Introduction and repositioning the iPad
“This is an amazing statistic: there are over 600 million PCs that are over five years old in use today,” said Phil Schiller, Apple’s head of marketing, at the company’s launch event on Monday. “This is really sad,” he continued, to applause and laughter.
Schiller, one of Apple’s most visible executives, had just made the case that the iPad Pro, the company’s larger and more powerful tablet, was looking to attract old Windows users to Apple’s platform. “We all know that Windows was conceived before there was an internet, before there was social media,” he said, hinting at the perceived benefits of iOS, which was conceived 22 years after Windows first launched, well into the ‘Web 2.0’ era.
This rare mention of a competitor’s product at an Apple event came with a purpose – the company is looking to reposition the iPad as a computer, with the features and upgrade cycle to match, that will eventually replace what many people consider to be a traditional PC today.

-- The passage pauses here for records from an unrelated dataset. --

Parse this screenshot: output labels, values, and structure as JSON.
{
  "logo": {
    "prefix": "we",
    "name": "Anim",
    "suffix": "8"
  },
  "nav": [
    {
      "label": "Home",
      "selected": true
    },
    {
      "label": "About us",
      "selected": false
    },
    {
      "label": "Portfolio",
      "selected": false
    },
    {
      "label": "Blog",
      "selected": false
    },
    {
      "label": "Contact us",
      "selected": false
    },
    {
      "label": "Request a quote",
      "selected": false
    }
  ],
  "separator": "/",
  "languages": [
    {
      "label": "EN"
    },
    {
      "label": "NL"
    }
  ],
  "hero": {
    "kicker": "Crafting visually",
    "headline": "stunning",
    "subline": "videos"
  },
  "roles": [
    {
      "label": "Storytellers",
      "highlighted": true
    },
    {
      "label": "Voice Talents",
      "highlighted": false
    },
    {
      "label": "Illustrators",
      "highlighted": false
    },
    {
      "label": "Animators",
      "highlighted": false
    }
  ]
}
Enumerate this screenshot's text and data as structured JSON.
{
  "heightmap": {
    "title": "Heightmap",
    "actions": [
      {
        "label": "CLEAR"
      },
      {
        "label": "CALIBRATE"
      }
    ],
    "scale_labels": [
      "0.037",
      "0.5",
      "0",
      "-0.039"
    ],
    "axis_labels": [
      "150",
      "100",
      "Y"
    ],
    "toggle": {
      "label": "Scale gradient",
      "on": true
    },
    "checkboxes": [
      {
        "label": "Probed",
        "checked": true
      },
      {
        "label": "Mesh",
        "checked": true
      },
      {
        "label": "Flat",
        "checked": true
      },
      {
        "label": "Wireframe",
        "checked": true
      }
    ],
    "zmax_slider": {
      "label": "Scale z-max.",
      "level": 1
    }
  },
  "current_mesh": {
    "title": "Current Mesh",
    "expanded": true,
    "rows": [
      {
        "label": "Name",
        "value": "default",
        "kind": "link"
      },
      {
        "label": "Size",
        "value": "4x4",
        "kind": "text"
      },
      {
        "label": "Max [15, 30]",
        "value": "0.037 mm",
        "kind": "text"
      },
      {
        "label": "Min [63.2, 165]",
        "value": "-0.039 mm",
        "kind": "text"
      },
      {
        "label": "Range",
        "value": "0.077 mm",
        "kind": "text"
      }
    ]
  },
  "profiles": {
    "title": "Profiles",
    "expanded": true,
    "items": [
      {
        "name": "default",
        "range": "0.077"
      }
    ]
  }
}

But Apple has been moving round to taking this angle for a while now. In an interview given around the time of the original iPad Pro’s launch, Apple’s CEO, Tim Cook, explicitly questioned why anyone would want a PC in 2016. “I think if you’re looking at a PC,” Cook said, referencing the iPad Pro, “Why would you buy a PC anymore? No really, why would you buy one?”
Repositioning the iPad
The repositioning of the iPad from a device Steve Jobs used while sitting in an armchair on stage to a powerful, capable computer moved another step forward when Apple unveiled the 9.7-inch version of the iPad Pro. It’s unclear what will happen to the Air branding, but it doesn’t look good going forward. Apple will still sell the iPad Air 2, but at a reduced cost.
“Many people will find the iPad is their ultimate PC replacement,” continued Schiller, driving home a narrative that has been used by Microsoft with its Surface devices: tablets are the new PCs as internal components get thinner, lighter, and more powerful. In testing, the iPad Pro is about as powerful as a MacBook Pro from a few years ago and for most people that’s enough.
The positioning isn’t bulletproof, however. Apple said that 200 million ‘9.7-inch iPads’ – i.e. iPads since 2010 – have been sold, which seems like a big number except it spans six years. In almost every year since 2010, the same number of laptops have been shipped. Tablets are set to grow over the coming years, but desktop and laptop sales will remain relatively unchanged.
The iPad has undoubtedly had an effect on the overall PC market, but its grip is far from firm. Apple has failed to drum up increased appetite for the iPad in recent years and sales have fallen as a result, peaking in 2013. Sales of 2-in-1 computers – a combination of a laptop and a tablet – have increased during the same period, however, but the company has been slow to react.
Hybrid growth and PC trends
Microsoft and Lenovo have both released successful hybrids and the iPad Pro was widely accepted to be a response to that. This, then, is likely why Apple is courting Windows users so hard – if it can start to poach the customer base from its rival, then obviously that’s a big victory.
After the almost unilateral failure of Windows 8, Microsoft has turned the ship around and created, in Windows 10, something consumers want. By combining the best bits of a desktop and tablet operating system, the company has created a compelling experience that works well on a hybrid, desktop, laptop, or tablet.
iOS is a different story as the primary input is meant to be a touchscreen. This is fine for casual apps but is less than ideal for complex tasks and specific programs, many of which are built exclusively for Windows. Big businesses, for example, often rely on Windows-only software that wouldn’t port well to Apple’s operating system – and that’s unlikely to change anytime soon.
Apple has been building out the features in iOS to make it more PC-like. Split-screen multitasking made its way into iOS 9 and the company has been working on multi-user support, but has not yet released the feature to the general public. Deals with companies like IBM and Box also bring attractive enterprise applications to the platform.
Really wowing Windows users is going to be an uphill struggle, but the overall trends in the PC industry may be working in Apple’s favour as people become more accustomed to smartphones (and the associated touchscreens), apps, and a lighter experience.
The majority of work done on PCs, especially by students, is text input and editing (as well as Facebook scrolling) and these are tasks that can be achieved on a tablet just as well as a ‘proper’ laptop. This has been true for a while, but the technology that allows the iPad Pro to exist – specifically Apple’s very powerful, but very power efficient, A9X processor – has only just come about.
Microsoft has actually helped this future along by providing the Office suite on iPad. The set of applications, which require a subscription to Office 365 to work fully, are used by more than 340 million people across iOS and Android devices, according to the company.
Apple is betting on a new type of computing that is based on the assumption that people don’t actually need the power, and associated size or weight, of a full-on laptop. The one million iPad apps in the App Store combined with a 9.7-inch or 12.9-inch display (and accessories) is enough for most people and soon, Apple hopes, they will migrate across from Windows.